"We lead two of the nation's largest Protestant denominations, each with their own complicated pasts and experiences with this issue, and we see the adverse effects of racism in our respective churches every day," the leaders wrote. "As religious leaders charged with shepherding the faithful, we are resolved to address this tragedy together. Now, as ever, pastors across America must stand before their congregations and call racism for what it is: ugly, unwarranted and un-Christian in all its forms."
Floyd and Young urged racial reconciliation at Mission Mississippi's annual racial reconciliation summit Nov. 4, and also promoted racial unity at an Aug. 25th service held at First Baptist Church in Jackson to honor the witness of Emanuel AME Church in Charleston, S.C., the site of a massacre of nine blacks at a Bible study in June.
Floyd, who pastors Cross Church in northwest Arkansas, and Young, pastor of New Hope Baptist Church in Jackson, Miss., continue to emphasize the leadership role of pastors in racial reconciliation.
"As we move forward, we do not presume that this discussion can be brief or easy.
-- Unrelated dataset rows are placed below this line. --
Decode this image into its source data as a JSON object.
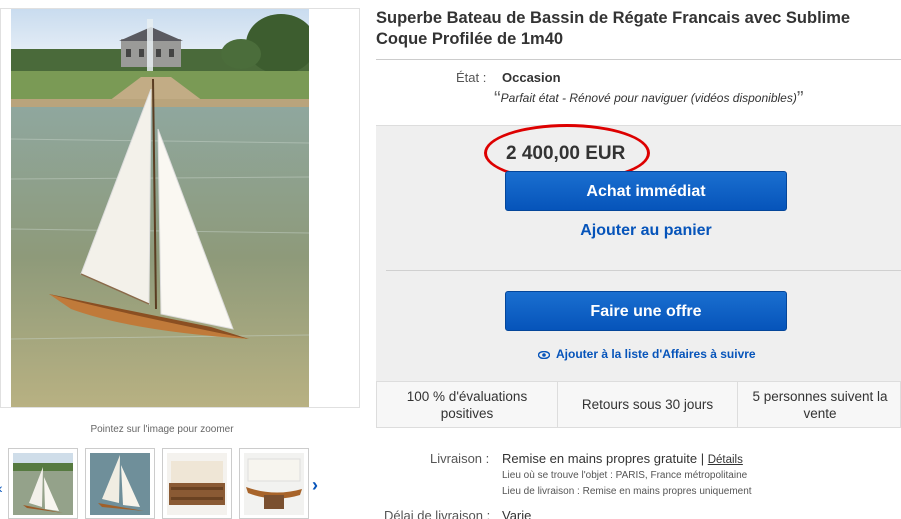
{
  "listing": {
    "title": "Superbe Bateau de Bassin de Régate Francais avec Sublime Coque Profilée de 1m40",
    "zoom_hint": "Pointez sur l'image pour zoomer"
  },
  "condition": {
    "label": "État :",
    "value": "Occasion",
    "note": "Parfait état - Rénové pour naviguer (vidéos disponibles)"
  },
  "buy": {
    "price": "2 400,00 EUR",
    "buy_now": "Achat immédiat",
    "add_to_cart": "Ajouter au panier",
    "make_offer": "Faire une offre",
    "watch": "Ajouter à la liste d'Affaires à suivre"
  },
  "badges": [
    {
      "line1": "100 % d'évaluations",
      "line2": "positives"
    },
    {
      "line1": "Retours sous 30 jours",
      "line2": ""
    },
    {
      "line1": "5 personnes suivent la",
      "line2": "vente"
    }
  ],
  "shipping": {
    "label": "Livraison :",
    "value": "Remise en mains propres gratuite |",
    "details_link": "Détails",
    "location": "Lieu où se trouve l'objet :  PARIS, France métropolitaine",
    "delivery_place": "Lieu de livraison :  Remise en mains propres uniquement",
    "delay_label": "Délai de livraison :",
    "delay_value": "Varie"
  },
  "colors": {
    "accent_blue": "#0654ba",
    "highlight_red": "#d00000"
  }
}
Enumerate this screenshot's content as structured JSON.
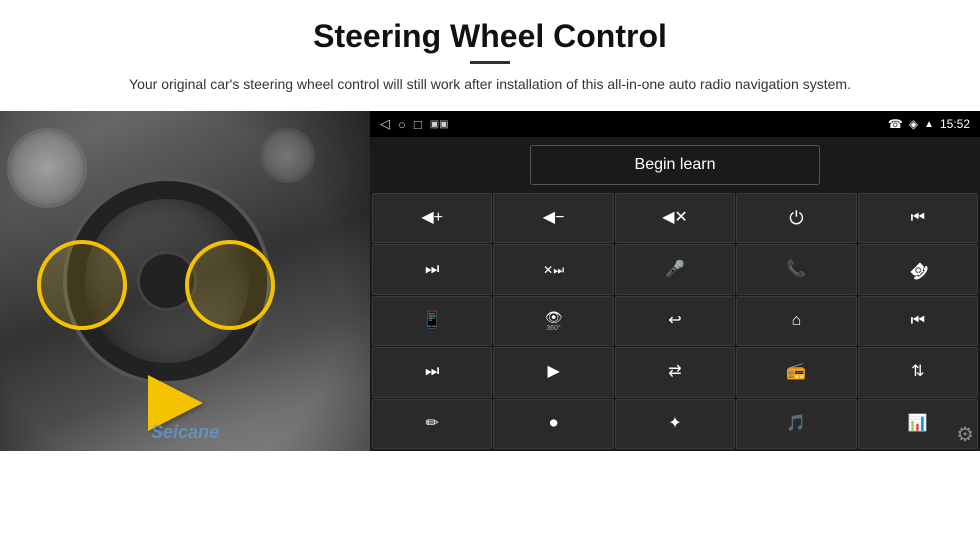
{
  "header": {
    "title": "Steering Wheel Control",
    "subtitle": "Your original car's steering wheel control will still work after installation of this all-in-one auto radio navigation system."
  },
  "status_bar": {
    "time": "15:52",
    "nav_icons": [
      "◁",
      "○",
      "□",
      "▣"
    ],
    "right_icons": [
      "☎",
      "◈",
      "▾",
      "15:52"
    ]
  },
  "begin_learn_btn": "Begin learn",
  "controls": [
    {
      "icon": "🔊+",
      "label": "vol up"
    },
    {
      "icon": "🔊-",
      "label": "vol dn"
    },
    {
      "icon": "🔊✕",
      "label": "mute"
    },
    {
      "icon": "⏻",
      "label": "power"
    },
    {
      "icon": "⏮",
      "label": "prev"
    },
    {
      "icon": "⏭",
      "label": "next"
    },
    {
      "icon": "⏭⏮",
      "label": "skip"
    },
    {
      "icon": "🎤",
      "label": "mic"
    },
    {
      "icon": "📞",
      "label": "call"
    },
    {
      "icon": "↩",
      "label": "hangup"
    },
    {
      "icon": "📱",
      "label": "menu"
    },
    {
      "icon": "👁",
      "label": "360"
    },
    {
      "icon": "↩",
      "label": "back"
    },
    {
      "icon": "⌂",
      "label": "home"
    },
    {
      "icon": "⏮⏮",
      "label": "rew"
    },
    {
      "icon": "⏭⏭",
      "label": "ffw"
    },
    {
      "icon": "▶",
      "label": "nav"
    },
    {
      "icon": "⇄",
      "label": "swap"
    },
    {
      "icon": "📻",
      "label": "radio"
    },
    {
      "icon": "⇅",
      "label": "eq"
    },
    {
      "icon": "✏",
      "label": "edit"
    },
    {
      "icon": "⏺",
      "label": "record"
    },
    {
      "icon": "✦",
      "label": "bt"
    },
    {
      "icon": "🎵",
      "label": "music"
    },
    {
      "icon": "📊",
      "label": "viz"
    }
  ],
  "watermark": "Seicane",
  "settings_icon": "⚙"
}
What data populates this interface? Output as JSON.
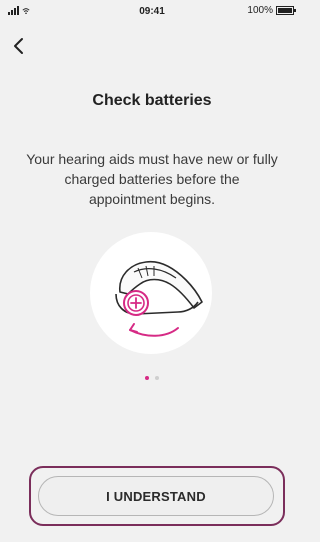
{
  "status_bar": {
    "time": "09:41",
    "battery_percent": "100%",
    "battery_level": 1.0
  },
  "screen": {
    "title": "Check batteries",
    "description": "Your hearing aids must have new or fully charged batteries before the appointment begins."
  },
  "pager": {
    "total": 2,
    "active_index": 0
  },
  "actions": {
    "confirm_label": "I UNDERSTAND"
  },
  "colors": {
    "accent": "#d62a85",
    "frame": "#7b2e5b",
    "background": "#f1f1f1"
  },
  "icons": {
    "back": "chevron-left-icon",
    "signal": "signal-icon",
    "wifi": "wifi-icon",
    "battery": "battery-icon",
    "illustration": "hearing-aid-battery-illustration"
  }
}
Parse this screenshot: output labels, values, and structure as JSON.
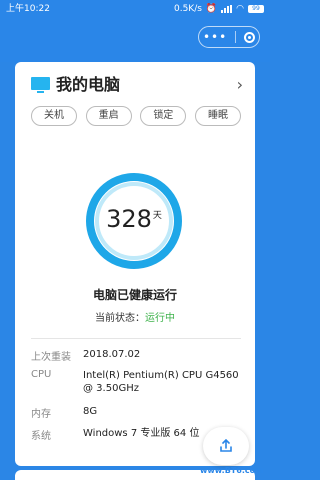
{
  "status_bar": {
    "time": "上午10:22",
    "net_speed": "0.5K/s",
    "battery": "99"
  },
  "header": {
    "title": "我的电脑",
    "monitor_icon": "monitor-icon",
    "chevron_icon": "chevron-right-icon"
  },
  "actions": [
    {
      "label": "关机"
    },
    {
      "label": "重启"
    },
    {
      "label": "锁定"
    },
    {
      "label": "睡眠"
    }
  ],
  "uptime": {
    "days": "328",
    "unit": "天"
  },
  "health_text": "电脑已健康运行",
  "state": {
    "label": "当前状态：",
    "value": "运行中"
  },
  "info": [
    {
      "label": "上次重装",
      "value": "2018.07.02"
    },
    {
      "label": "CPU",
      "value": "Intel(R) Pentium(R) CPU G4560 @ 3.50GHz"
    },
    {
      "label": "内存",
      "value": "8G"
    },
    {
      "label": "系统",
      "value": "Windows 7 专业版 64 位"
    }
  ],
  "watermark": "www.BT6.com",
  "colors": {
    "primary": "#2a86e8",
    "ring_outer": "#1ea7e8",
    "accent_green": "#3cb24a",
    "icon_blue": "#25b4ef"
  }
}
It requires us to look inward, to shine a light on things we would rather keep hidden from ourselves and from God. It demands the courage of honest testimony and sincere forgiveness," the pastors wrote. "It will rely on clergy all over this nation who are willing to step up, speak out and urge their congregations to begin community conversations about racial unity."
The two described racism as the nation's "deepest national wound," and said it "creates between us a false division" and "fosters the illusion that those of different ethnicities, who share the divine imprint, are instead our enemies."
"It is a sin founded upon fear and ignorance," they wrote, "a perpetuation of the lie that only some are made in God's image, and the rest are disposable."
Fostering unity will require truthful dialogue, the two leaders noted.
"We trust that when people of faith come together in peace, compassion and humility, seeking nothing but truth and freedom, the scene is set for dialogue," they wrote. "Not political dialogue, mind you, nor an argument, a thread of Facebook comments or even a sermon but rather an authentic exchange of perspectives and a genuine petition for our nation."
While racism has been seen in tragic, public events, there are also private, unpublicized realities that are troubling, the pastors noted.
"You can't turn on the news today without hearing about another incident of racial tension: a shooting here, an aggression there," they wrote. "But, it's the incidents that don't make the news that trouble us, too: the passed-over promotion, the crude comment, the suspicious stare."
The two used the Bible as a foundation in calling racism a sin.
"Racism is all around us. You might even say it's in our national DNA, because in a way, it is: Sin is in our DNA, at the heart of the human condition. Prejudice against our fellow man is one particularly visible and egregious example of this," they wrote. "Because the Bible teaches that all men and women are created equal, we know that the sin of racism is not simply a violation against one but a crime against humanity."
At 7 million members, the National Baptist Convention is the second largest Baptist convention in the nation, with the SBC counting about 16 million members.